___ EXTRACTED MATERIAL ___
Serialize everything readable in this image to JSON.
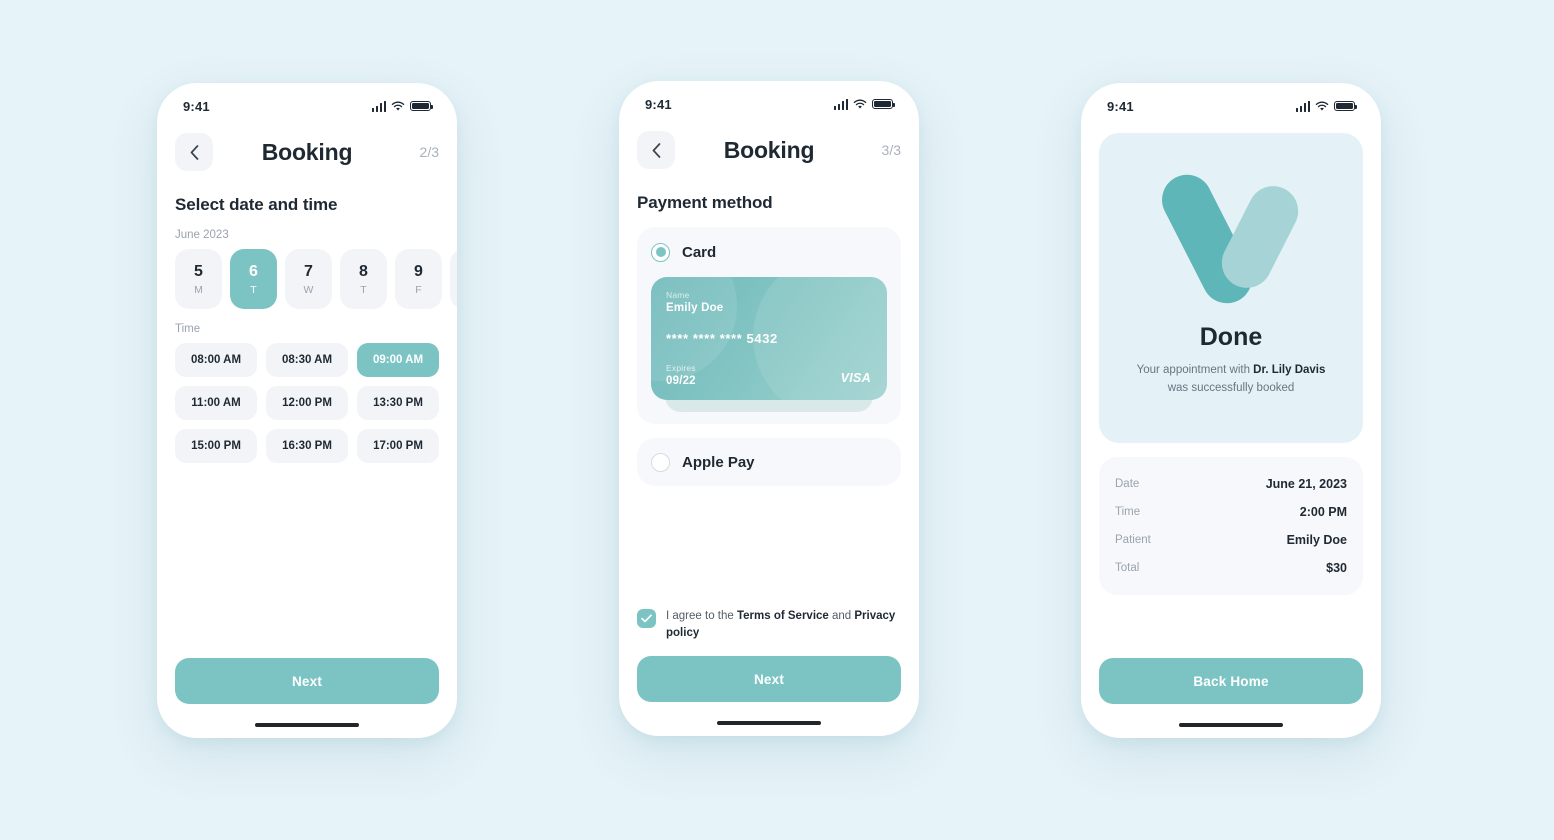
{
  "theme": {
    "page_bg": "#e6f3f8",
    "accent": "#7cc4c4",
    "accent_dark": "#5fb6b8",
    "accent_light": "#a6d3d6",
    "surface": "#f2f4f8",
    "text": "#1f2933",
    "muted": "#9aa3af"
  },
  "status_bar": {
    "time": "9:41"
  },
  "screen_date": {
    "nav": {
      "title": "Booking",
      "step": "2/3",
      "back_icon": "chevron-left-icon"
    },
    "heading": "Select date and time",
    "month_label": "June 2023",
    "dates": [
      {
        "day": "5",
        "dow": "M",
        "selected": false
      },
      {
        "day": "6",
        "dow": "T",
        "selected": true
      },
      {
        "day": "7",
        "dow": "W",
        "selected": false
      },
      {
        "day": "8",
        "dow": "T",
        "selected": false
      },
      {
        "day": "9",
        "dow": "F",
        "selected": false
      }
    ],
    "time_label": "Time",
    "times": [
      {
        "label": "08:00 AM",
        "selected": false
      },
      {
        "label": "08:30 AM",
        "selected": false
      },
      {
        "label": "09:00 AM",
        "selected": true
      },
      {
        "label": "11:00 AM",
        "selected": false
      },
      {
        "label": "12:00 PM",
        "selected": false
      },
      {
        "label": "13:30 PM",
        "selected": false
      },
      {
        "label": "15:00 PM",
        "selected": false
      },
      {
        "label": "16:30 PM",
        "selected": false
      },
      {
        "label": "17:00 PM",
        "selected": false
      }
    ],
    "next_label": "Next"
  },
  "screen_payment": {
    "nav": {
      "title": "Booking",
      "step": "3/3",
      "back_icon": "chevron-left-icon"
    },
    "heading": "Payment method",
    "card_option": {
      "label": "Card",
      "selected": true
    },
    "card": {
      "name_label": "Name",
      "name_value": "Emily Doe",
      "number": "**** **** **** 5432",
      "expires_label": "Expires",
      "expires_value": "09/22",
      "brand": "VISA"
    },
    "apple_pay_option": {
      "label": "Apple Pay",
      "selected": false
    },
    "terms": {
      "checked": true,
      "prefix": "I agree to the ",
      "link1": "Terms of Service",
      "middle": " and ",
      "link2": "Privacy policy"
    },
    "next_label": "Next"
  },
  "screen_done": {
    "logo_icon": "check-heart-logo",
    "title": "Done",
    "message_prefix": "Your appointment with ",
    "message_doctor": "Dr. Lily Davis",
    "message_suffix": "was successfully booked",
    "summary": [
      {
        "key": "Date",
        "value": "June 21, 2023"
      },
      {
        "key": "Time",
        "value": "2:00 PM"
      },
      {
        "key": "Patient",
        "value": "Emily Doe"
      },
      {
        "key": "Total",
        "value": "$30"
      }
    ],
    "back_home_label": "Back Home"
  }
}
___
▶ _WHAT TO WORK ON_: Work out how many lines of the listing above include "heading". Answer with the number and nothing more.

▶ _EXERCISE OUTPUT_: 2